I make chicken broth about every two weeks and drink a cup of it everyday. It is so easy to do and like I said, so beneficial for so many things including healing your gut!! It provides the body with easily absorbed minerals such as calcium, magnesium, phosphorus and other trace minerals. In addition to the collagen it provides (Ladies, did you see the word collagen, it improves aging skin! I hope you are all convinced to make your own broth now!!!), it also contains natural gelatin.
Gelatin was found to be useful in the treatment of a long list of diseases including peptic ulcers, tuberculosis, diabetes, muscle diseases, infectious diseases, jaundice and cancer. Babies had fewer digestive problems when gelatin was added to their milk. The American researcher Francis Pottenger pointed out that as gelatin is a hydrophilic colloid, which means that it attracts and holds liquids, it facilitates digestion by attracting digestive juices to food in the gut. (source: wapf.org)

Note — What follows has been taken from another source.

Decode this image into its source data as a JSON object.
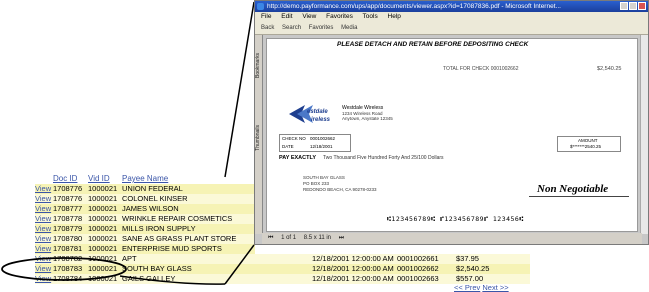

I use a crockpot since I let it simmer for over 24 hours, but you can certainly use a large stock pot and leave it cooking overnight. You want to use about 2lbs of bones for every 4 quarts of water. Make sure your bones are from grass-fed animals (Us Wellness Meats is great source for tons of different bones and grass-fed meats)! I use chicken feet most of the time and find them in a freezer at Whole Foods. Ask the butcher if you can't find them. I just love how much gelatin feet produce. They are kind of creepy looking, but once you realize how amazing the broth is, you'll get over it!! Add the bones and water to your pot and also add at least 2 Tbsp of Apple Cider Vinegar (organic and unfiltered) or Coconut Vinegar(vinegar provides acid and draws minerals out of the bones) along with about a tsp of sea salt. Use more vinegar and salt if you are using more than 4 quarts of water. I also add some garlic cloves, a carrot, celery stalk and some onion for flavor. Allow the broth to come to a boil and then turn down the temperature to a simmer and let it simmer for at least 8 hours, the longer the better. Once it's cooked, turn off the crockpot or remove your pot from heat and allow the broth to cool. Strain the stock through a fine mesh metal strainer or with a spider and throw away what you skim off. Place the cooled stock into glass jars for storage in the fridge (for up to a week) or pour into freezer-safe containers (not glass, they will break!) for later use. You can freeze it in ice cube trays and defrost a few at a time!
When the broth is fully cooled, it may have a gelatinous consistency. That means your broth is rich in gelatin! Sometimes a longer or very hot simmer may break down the gelatin and your broth won’t appear gelatinous. Don't worry, the minerals are still there. As you can see in my photo, there is a layer of fat on top. If you like, you can skim off any fat that is now considered “tallow” – and feel free to cook with it! I have also heard its so good for your skin, applied topically! I just might have to get brave and put it on my feet at night!!
Chicken Noodle Soup
- 8 cups chicken broth (homemade is best, see recipe in text above)
- 1/2 – 1 onion, diced
- 1 large carrot, diced
- 1 celery stalk, diced
- 1 clove garlic, minced (optional)
- sprinkle of parsley for color (optional)
- salt and pepper to taste
- 2 chicken breasts
- In a large pot, bring the broth to a boil and add the onion, carrot, celery, garlic and salt and pepper.
- Turn down to a simmer and add the two chicken breasts
- Depending on the thickness of breasts, cook the chicken completely, about 10-15 minutes
- Remove the chicken and once it’s cool enough to touch, chop it or shred it and return it to the simmering soup
- Whisk the eggs in a mixing bowl
- Add the remaining ingredients and stir until dough forms
- If it seems too sticky add a tiny bit more almond flour. It its crumbly, read my comment in Quick Notes below
- Place a piece of parchment paper on the counter and spray it with coconut oil spray or lightly brush oil onto the paper and place dough on it
- Take another piece of parchment and do the same to one side and place on top of the dough. this keeps the dough from sticking
- Roll out the dough to no less than 1/4 inch thick. If these are to thin, some of noodle will disintegrate. I think a bit over 1/4 inch is best
- With a sharp knife or pizza cutter, cut noodles into desired width and length, they will grow a bit wider once cooked
- Place the cut noodles in the simmering broth, cover and cook for 3-5 minutes or until desired tenderness
- Remove pot from heat and serve
*I use farm fresh eggs that tend to be a bit smaller. If your dough is crumbly after you’ve completely mixed it, you may need to add another egg or half an egg (whisk and pour just half).